-- Opening Marker --
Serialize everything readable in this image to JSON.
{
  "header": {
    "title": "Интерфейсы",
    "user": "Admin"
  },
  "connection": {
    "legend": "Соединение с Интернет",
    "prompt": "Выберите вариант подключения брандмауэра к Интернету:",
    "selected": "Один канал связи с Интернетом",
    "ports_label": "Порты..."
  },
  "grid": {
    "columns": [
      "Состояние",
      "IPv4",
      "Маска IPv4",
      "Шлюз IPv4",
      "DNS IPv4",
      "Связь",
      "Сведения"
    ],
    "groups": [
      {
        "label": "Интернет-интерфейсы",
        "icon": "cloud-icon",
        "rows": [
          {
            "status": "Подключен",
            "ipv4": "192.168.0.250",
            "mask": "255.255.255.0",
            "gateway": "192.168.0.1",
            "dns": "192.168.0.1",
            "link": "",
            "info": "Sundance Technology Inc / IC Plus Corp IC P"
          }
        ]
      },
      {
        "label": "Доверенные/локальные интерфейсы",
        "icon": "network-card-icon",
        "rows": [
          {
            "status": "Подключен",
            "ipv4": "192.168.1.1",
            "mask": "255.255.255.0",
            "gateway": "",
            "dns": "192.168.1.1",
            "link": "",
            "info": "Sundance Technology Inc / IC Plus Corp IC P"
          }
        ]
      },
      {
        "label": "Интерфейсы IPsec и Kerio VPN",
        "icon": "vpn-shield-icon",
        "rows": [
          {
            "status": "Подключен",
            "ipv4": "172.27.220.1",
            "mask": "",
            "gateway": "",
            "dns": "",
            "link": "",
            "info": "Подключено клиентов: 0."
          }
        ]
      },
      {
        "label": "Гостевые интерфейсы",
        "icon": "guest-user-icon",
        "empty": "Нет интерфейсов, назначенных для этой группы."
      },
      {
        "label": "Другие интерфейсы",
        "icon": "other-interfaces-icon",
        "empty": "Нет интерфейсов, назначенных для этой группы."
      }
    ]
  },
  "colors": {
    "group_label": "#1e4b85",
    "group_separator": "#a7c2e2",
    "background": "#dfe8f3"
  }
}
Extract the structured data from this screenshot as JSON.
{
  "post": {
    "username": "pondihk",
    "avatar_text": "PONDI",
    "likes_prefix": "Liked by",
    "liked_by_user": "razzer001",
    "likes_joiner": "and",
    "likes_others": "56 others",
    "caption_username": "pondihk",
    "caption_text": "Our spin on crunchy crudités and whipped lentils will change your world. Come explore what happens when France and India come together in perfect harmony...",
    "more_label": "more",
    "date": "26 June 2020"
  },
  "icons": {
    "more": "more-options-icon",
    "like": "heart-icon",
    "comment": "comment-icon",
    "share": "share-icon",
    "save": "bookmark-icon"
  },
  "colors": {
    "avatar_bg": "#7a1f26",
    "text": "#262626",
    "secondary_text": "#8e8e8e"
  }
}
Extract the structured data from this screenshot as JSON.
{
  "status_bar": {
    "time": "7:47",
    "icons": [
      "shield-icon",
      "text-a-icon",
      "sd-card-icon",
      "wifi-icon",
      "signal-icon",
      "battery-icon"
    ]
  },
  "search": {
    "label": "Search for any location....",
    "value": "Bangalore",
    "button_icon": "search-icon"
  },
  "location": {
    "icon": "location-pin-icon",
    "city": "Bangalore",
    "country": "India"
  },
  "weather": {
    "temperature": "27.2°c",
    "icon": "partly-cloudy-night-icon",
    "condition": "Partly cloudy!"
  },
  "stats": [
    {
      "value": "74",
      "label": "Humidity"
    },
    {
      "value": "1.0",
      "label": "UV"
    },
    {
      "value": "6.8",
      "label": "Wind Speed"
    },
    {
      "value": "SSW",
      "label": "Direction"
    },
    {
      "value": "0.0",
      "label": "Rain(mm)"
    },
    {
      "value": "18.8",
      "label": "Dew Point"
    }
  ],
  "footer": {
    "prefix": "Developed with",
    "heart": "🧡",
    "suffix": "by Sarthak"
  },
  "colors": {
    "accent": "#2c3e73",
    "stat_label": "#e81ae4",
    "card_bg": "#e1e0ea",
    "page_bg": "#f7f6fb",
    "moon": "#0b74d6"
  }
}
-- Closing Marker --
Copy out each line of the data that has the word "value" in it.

    "value": "Bangalore",
      "value": "74",
      "value": "1.0",
      "value": "6.8",
      "value": "SSW",
      "value": "0.0",
      "value": "18.8",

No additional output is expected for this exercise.